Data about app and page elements

# # # # #

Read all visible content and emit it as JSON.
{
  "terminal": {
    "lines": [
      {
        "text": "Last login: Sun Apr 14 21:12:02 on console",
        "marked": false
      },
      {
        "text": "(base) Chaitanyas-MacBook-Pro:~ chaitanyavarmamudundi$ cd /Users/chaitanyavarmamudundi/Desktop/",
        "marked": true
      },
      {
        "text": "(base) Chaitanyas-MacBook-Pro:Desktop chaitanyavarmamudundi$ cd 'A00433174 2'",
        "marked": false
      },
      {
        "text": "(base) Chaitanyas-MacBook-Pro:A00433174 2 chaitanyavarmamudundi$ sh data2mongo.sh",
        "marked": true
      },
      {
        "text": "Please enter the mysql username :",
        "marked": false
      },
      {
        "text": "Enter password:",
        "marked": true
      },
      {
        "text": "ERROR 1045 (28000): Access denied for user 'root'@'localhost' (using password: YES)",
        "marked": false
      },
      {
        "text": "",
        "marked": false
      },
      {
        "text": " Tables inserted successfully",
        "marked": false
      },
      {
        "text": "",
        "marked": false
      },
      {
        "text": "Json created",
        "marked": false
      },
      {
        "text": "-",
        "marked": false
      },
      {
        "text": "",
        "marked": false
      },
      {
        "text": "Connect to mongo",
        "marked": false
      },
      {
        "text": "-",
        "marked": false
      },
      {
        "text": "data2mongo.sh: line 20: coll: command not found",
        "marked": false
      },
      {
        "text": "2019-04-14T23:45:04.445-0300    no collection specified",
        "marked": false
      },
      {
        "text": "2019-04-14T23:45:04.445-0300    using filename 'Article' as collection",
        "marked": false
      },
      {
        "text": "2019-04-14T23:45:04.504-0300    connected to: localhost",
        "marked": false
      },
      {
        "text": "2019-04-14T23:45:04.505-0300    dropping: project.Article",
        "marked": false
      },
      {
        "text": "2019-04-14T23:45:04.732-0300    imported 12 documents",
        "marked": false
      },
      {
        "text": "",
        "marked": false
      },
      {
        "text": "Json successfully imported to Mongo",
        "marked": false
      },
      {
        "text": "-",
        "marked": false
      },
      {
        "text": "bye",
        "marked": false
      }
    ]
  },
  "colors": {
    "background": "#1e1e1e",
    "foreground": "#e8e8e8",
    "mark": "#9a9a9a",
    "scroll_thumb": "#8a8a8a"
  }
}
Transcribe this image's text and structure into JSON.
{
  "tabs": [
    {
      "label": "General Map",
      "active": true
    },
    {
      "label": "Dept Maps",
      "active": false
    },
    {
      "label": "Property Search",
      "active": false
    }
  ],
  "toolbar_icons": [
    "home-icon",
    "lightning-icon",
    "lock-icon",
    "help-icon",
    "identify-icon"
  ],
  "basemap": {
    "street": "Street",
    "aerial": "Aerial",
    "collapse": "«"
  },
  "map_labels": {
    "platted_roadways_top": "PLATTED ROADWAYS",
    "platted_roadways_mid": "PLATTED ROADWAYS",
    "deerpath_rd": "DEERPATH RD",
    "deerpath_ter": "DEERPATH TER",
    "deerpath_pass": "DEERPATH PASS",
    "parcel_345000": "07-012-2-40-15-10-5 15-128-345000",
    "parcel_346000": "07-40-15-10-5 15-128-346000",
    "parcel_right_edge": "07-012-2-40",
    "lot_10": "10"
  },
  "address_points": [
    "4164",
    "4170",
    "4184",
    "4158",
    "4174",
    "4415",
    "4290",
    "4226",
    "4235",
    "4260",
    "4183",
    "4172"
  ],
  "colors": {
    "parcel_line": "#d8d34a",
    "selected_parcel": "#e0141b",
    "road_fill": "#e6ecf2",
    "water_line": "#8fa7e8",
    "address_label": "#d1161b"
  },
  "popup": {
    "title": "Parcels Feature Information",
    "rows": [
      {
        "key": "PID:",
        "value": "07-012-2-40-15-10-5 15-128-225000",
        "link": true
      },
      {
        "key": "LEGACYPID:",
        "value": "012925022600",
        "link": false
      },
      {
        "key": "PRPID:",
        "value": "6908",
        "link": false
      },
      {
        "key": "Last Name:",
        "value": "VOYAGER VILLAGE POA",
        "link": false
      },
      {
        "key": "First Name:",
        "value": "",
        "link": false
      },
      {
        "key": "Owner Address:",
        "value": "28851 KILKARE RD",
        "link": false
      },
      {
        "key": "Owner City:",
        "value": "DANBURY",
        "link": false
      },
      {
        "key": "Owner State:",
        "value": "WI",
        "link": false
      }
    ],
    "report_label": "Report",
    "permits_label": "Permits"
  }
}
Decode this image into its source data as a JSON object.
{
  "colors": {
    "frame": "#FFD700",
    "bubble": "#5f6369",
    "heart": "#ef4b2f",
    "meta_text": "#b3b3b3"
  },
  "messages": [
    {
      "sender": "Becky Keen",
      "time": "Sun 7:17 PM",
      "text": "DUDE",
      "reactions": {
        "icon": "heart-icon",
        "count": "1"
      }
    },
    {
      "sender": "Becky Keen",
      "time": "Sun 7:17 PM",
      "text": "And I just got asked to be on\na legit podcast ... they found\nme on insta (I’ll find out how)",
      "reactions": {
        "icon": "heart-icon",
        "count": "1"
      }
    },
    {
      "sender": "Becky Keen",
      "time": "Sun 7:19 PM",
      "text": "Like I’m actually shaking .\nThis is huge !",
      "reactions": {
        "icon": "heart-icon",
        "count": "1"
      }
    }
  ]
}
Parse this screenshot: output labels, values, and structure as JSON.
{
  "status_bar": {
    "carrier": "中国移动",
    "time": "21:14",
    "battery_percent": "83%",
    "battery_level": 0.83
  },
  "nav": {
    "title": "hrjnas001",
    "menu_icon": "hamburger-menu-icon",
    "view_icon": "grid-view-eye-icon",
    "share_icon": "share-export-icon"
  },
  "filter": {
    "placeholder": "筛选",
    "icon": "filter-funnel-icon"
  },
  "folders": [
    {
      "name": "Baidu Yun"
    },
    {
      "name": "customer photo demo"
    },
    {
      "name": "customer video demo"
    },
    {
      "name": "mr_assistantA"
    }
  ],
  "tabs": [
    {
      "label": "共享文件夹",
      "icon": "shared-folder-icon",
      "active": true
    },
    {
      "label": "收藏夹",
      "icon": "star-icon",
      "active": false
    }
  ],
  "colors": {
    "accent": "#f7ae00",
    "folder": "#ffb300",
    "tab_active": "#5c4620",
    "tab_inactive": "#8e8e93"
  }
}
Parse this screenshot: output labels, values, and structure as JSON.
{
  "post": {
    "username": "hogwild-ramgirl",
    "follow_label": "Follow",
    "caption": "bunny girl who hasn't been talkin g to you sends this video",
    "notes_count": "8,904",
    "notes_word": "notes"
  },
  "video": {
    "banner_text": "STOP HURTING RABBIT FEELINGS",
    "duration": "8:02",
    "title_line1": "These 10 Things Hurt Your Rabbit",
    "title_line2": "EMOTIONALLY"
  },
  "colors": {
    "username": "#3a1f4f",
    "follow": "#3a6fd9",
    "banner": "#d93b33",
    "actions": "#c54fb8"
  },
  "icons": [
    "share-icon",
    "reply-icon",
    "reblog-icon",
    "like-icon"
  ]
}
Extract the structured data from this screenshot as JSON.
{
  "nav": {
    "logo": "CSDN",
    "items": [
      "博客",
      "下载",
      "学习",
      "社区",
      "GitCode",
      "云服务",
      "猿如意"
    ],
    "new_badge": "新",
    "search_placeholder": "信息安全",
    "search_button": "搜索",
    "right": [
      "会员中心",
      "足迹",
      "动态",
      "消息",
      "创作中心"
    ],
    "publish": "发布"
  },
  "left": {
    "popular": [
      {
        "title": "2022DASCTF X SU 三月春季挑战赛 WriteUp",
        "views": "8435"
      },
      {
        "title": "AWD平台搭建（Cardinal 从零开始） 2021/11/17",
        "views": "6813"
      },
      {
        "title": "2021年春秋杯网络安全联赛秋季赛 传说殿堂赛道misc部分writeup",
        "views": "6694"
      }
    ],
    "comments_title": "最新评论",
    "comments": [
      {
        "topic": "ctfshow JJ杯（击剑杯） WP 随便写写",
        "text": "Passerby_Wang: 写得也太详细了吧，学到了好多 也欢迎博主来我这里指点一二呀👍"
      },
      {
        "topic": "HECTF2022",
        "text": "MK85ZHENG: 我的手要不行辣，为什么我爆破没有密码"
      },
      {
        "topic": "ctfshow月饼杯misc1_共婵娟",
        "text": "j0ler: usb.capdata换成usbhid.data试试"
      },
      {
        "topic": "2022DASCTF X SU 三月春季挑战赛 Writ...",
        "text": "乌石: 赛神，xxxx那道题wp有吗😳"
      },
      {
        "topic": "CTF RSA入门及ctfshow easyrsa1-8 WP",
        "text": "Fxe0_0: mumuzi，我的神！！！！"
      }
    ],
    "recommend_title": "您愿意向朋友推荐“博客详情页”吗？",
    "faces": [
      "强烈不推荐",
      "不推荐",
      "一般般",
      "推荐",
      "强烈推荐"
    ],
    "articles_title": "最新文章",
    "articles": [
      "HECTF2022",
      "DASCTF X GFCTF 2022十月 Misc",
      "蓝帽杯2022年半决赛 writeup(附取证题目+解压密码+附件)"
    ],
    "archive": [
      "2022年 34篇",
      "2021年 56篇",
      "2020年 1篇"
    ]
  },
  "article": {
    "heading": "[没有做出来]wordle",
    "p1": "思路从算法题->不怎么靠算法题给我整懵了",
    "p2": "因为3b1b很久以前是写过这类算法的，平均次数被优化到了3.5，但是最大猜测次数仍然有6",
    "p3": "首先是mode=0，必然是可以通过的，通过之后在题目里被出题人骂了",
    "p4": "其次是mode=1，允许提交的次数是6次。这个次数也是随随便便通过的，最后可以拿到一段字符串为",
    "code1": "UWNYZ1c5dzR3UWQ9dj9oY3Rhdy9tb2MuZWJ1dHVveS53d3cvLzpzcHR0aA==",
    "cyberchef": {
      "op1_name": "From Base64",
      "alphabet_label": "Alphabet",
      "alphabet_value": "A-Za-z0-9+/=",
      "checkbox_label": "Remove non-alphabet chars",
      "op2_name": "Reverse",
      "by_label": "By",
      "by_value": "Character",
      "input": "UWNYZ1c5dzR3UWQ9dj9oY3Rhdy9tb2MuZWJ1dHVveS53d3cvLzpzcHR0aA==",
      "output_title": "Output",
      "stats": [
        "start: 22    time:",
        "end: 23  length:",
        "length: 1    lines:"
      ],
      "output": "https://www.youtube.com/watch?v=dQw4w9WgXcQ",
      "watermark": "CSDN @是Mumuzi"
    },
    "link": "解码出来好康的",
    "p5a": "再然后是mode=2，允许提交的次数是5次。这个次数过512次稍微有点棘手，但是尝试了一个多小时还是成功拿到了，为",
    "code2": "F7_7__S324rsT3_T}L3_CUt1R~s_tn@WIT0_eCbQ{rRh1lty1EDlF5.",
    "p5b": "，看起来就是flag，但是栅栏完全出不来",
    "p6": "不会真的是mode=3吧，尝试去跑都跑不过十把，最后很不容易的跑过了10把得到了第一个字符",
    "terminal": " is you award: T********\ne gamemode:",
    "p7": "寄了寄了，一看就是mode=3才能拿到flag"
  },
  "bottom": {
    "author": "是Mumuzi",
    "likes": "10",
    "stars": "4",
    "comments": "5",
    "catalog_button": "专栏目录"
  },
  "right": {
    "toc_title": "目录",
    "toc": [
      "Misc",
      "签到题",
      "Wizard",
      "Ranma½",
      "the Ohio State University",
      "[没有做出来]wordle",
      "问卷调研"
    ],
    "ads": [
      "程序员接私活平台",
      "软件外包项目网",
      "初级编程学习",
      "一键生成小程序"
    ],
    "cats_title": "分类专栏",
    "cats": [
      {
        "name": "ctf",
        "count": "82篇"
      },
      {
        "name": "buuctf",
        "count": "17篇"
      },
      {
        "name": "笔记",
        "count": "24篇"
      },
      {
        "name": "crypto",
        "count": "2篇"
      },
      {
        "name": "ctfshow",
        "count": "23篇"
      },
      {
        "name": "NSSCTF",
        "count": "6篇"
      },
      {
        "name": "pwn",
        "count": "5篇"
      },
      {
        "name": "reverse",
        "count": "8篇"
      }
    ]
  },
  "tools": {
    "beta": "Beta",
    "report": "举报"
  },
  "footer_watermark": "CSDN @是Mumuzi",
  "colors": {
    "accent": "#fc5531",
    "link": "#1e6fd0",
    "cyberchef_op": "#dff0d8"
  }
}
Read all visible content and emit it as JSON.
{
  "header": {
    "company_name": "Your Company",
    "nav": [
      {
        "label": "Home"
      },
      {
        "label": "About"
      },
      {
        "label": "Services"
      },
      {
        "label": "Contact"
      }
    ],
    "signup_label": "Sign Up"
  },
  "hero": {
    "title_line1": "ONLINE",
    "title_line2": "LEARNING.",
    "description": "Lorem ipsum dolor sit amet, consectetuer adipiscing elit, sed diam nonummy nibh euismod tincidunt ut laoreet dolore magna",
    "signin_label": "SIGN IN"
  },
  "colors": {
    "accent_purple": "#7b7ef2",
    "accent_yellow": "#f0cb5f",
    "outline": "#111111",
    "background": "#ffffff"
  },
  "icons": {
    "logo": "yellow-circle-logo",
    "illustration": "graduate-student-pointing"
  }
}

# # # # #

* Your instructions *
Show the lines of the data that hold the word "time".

* Solution to this task *
      "time": "Sun 7:17 PM",
      "time": "Sun 7:17 PM",
      "time": "Sun 7:19 PM",
    "time": "21:14",
        "start: 22    time:",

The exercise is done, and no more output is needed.